Vancouver’s Dana Larsen suggested a provincial government store could never compete with established and independent dispensaries in offering the same variety of products that consumers seek – such as different strains and edibles – and that the Ontario government won’t be able to open shops fast enough to keep pace with demand.
“Police raids aside, I don’t think this model of legalization competes at all with what current dispensaries can offer,” he told Postmedia from Toronto, where he was attending the Karma Cup cannabis competition and festival on Saturday.
“The only way that they’re going to eliminate dispensaries under this model is repeated raids and that will not turn all those customers towards the legal stores – some of them might – but a lot of them will simply return to the underground black market where they came from.”
On Friday, the Ontario Liberal government announced its detailed plan to sell and distribute recreational marijuana in anticipation of the federal government’s legalization plans next summer. The province plans to set up as many as 150 dedicated store fronts across the province by 2020, with the shops being operated by the Liquor Control Board of Ontario.
Those looking to buy will be subject to the same regulations and restrictions that apply to alcohol purchase and consumption; buyers must be 19 or older and consumption is permitted only in private residences.
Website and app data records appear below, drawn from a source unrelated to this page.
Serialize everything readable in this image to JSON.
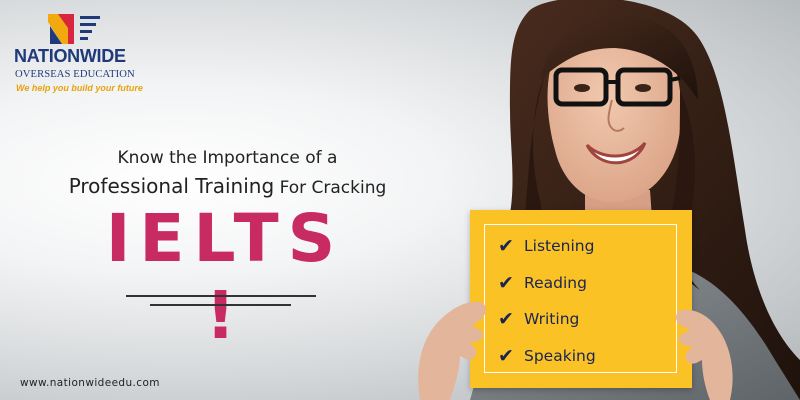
{
  "brand": {
    "name": "NATIONWIDE",
    "subtitle": "OVERSEAS EDUCATION",
    "tagline": "We help you build your future",
    "colors": {
      "navy": "#1f3a7a",
      "accent": "#e8a30c",
      "pink": "#c82a62"
    }
  },
  "headline": {
    "line1": "Know the Importance of a",
    "line2_part1": "Professional Training",
    "line2_part2": "For Cracking",
    "main": "IELTS !"
  },
  "card": {
    "color": "#fbc226",
    "items": [
      {
        "icon": "check-icon",
        "label": "Listening"
      },
      {
        "icon": "check-icon",
        "label": "Reading"
      },
      {
        "icon": "check-icon",
        "label": "Writing"
      },
      {
        "icon": "check-icon",
        "label": "Speaking"
      }
    ]
  },
  "footer": {
    "website": "www.nationwideedu.com"
  }
}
The first 40 stores will be opened next summer, around the same time Ontario introduces online marijuana sales.